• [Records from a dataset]
▬▬▬

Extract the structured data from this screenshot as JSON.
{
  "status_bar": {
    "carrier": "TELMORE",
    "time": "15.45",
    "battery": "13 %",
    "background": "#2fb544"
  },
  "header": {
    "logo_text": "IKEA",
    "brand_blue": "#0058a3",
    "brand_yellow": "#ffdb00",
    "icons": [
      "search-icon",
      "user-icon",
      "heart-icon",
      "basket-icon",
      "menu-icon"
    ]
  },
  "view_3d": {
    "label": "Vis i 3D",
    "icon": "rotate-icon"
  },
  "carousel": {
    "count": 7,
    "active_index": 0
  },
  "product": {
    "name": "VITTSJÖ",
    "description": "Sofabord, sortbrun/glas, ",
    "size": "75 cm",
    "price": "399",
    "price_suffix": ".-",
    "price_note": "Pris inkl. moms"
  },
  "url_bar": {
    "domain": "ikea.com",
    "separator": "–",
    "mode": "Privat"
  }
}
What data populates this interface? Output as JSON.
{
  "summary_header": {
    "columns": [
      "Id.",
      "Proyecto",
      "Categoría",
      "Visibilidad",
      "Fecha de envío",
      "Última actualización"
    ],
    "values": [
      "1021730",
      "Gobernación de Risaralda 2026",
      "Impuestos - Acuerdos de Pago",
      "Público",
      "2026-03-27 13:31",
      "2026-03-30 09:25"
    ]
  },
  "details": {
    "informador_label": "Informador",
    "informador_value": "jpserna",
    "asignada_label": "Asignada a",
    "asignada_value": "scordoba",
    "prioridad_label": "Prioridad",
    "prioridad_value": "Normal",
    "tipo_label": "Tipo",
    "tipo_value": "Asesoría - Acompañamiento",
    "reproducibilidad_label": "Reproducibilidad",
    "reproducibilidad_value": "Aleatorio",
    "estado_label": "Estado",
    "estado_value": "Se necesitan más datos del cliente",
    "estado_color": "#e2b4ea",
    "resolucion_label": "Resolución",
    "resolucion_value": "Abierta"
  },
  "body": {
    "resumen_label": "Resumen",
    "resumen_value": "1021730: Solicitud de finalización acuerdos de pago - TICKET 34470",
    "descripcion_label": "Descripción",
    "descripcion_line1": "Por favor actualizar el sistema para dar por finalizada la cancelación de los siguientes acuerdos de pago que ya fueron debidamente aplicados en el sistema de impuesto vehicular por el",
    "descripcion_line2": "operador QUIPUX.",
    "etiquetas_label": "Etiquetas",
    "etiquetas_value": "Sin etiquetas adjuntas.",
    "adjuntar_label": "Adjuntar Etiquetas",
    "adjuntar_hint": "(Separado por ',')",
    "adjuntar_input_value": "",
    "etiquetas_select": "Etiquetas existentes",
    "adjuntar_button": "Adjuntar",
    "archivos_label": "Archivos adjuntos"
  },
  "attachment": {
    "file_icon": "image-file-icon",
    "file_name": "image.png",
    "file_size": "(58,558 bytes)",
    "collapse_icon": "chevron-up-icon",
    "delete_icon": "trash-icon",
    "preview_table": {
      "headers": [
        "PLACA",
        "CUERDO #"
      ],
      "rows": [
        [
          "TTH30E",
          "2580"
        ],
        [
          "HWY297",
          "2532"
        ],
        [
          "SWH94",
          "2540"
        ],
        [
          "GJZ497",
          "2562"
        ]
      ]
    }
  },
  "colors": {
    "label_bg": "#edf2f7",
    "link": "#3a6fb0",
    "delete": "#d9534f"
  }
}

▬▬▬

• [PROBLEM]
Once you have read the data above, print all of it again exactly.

• [TASK RESPONSE]
Extract the structured data from this screenshot as JSON.
{
  "status_bar": {
    "carrier": "TELMORE",
    "time": "15.45",
    "battery": "13 %",
    "background": "#2fb544"
  },
  "header": {
    "logo_text": "IKEA",
    "brand_blue": "#0058a3",
    "brand_yellow": "#ffdb00",
    "icons": [
      "search-icon",
      "user-icon",
      "heart-icon",
      "basket-icon",
      "menu-icon"
    ]
  },
  "view_3d": {
    "label": "Vis i 3D",
    "icon": "rotate-icon"
  },
  "carousel": {
    "count": 7,
    "active_index": 0
  },
  "product": {
    "name": "VITTSJÖ",
    "description": "Sofabord, sortbrun/glas, ",
    "size": "75 cm",
    "price": "399",
    "price_suffix": ".-",
    "price_note": "Pris inkl. moms"
  },
  "url_bar": {
    "domain": "ikea.com",
    "separator": "–",
    "mode": "Privat"
  }
}
What data populates this interface? Output as JSON.
{
  "summary_header": {
    "columns": [
      "Id.",
      "Proyecto",
      "Categoría",
      "Visibilidad",
      "Fecha de envío",
      "Última actualización"
    ],
    "values": [
      "1021730",
      "Gobernación de Risaralda 2026",
      "Impuestos - Acuerdos de Pago",
      "Público",
      "2026-03-27 13:31",
      "2026-03-30 09:25"
    ]
  },
  "details": {
    "informador_label": "Informador",
    "informador_value": "jpserna",
    "asignada_label": "Asignada a",
    "asignada_value": "scordoba",
    "prioridad_label": "Prioridad",
    "prioridad_value": "Normal",
    "tipo_label": "Tipo",
    "tipo_value": "Asesoría - Acompañamiento",
    "reproducibilidad_label": "Reproducibilidad",
    "reproducibilidad_value": "Aleatorio",
    "estado_label": "Estado",
    "estado_value": "Se necesitan más datos del cliente",
    "estado_color": "#e2b4ea",
    "resolucion_label": "Resolución",
    "resolucion_value": "Abierta"
  },
  "body": {
    "resumen_label": "Resumen",
    "resumen_value": "1021730: Solicitud de finalización acuerdos de pago - TICKET 34470",
    "descripcion_label": "Descripción",
    "descripcion_line1": "Por favor actualizar el sistema para dar por finalizada la cancelación de los siguientes acuerdos de pago que ya fueron debidamente aplicados en el sistema de impuesto vehicular por el",
    "descripcion_line2": "operador QUIPUX.",
    "etiquetas_label": "Etiquetas",
    "etiquetas_value": "Sin etiquetas adjuntas.",
    "adjuntar_label": "Adjuntar Etiquetas",
    "adjuntar_hint": "(Separado por ',')",
    "adjuntar_input_value": "",
    "etiquetas_select": "Etiquetas existentes",
    "adjuntar_button": "Adjuntar",
    "archivos_label": "Archivos adjuntos"
  },
  "attachment": {
    "file_icon": "image-file-icon",
    "file_name": "image.png",
    "file_size": "(58,558 bytes)",
    "collapse_icon": "chevron-up-icon",
    "delete_icon": "trash-icon",
    "preview_table": {
      "headers": [
        "PLACA",
        "CUERDO #"
      ],
      "rows": [
        [
          "TTH30E",
          "2580"
        ],
        [
          "HWY297",
          "2532"
        ],
        [
          "SWH94",
          "2540"
        ],
        [
          "GJZ497",
          "2562"
        ]
      ]
    }
  },
  "colors": {
    "label_bg": "#edf2f7",
    "link": "#3a6fb0",
    "delete": "#d9534f"
  }
}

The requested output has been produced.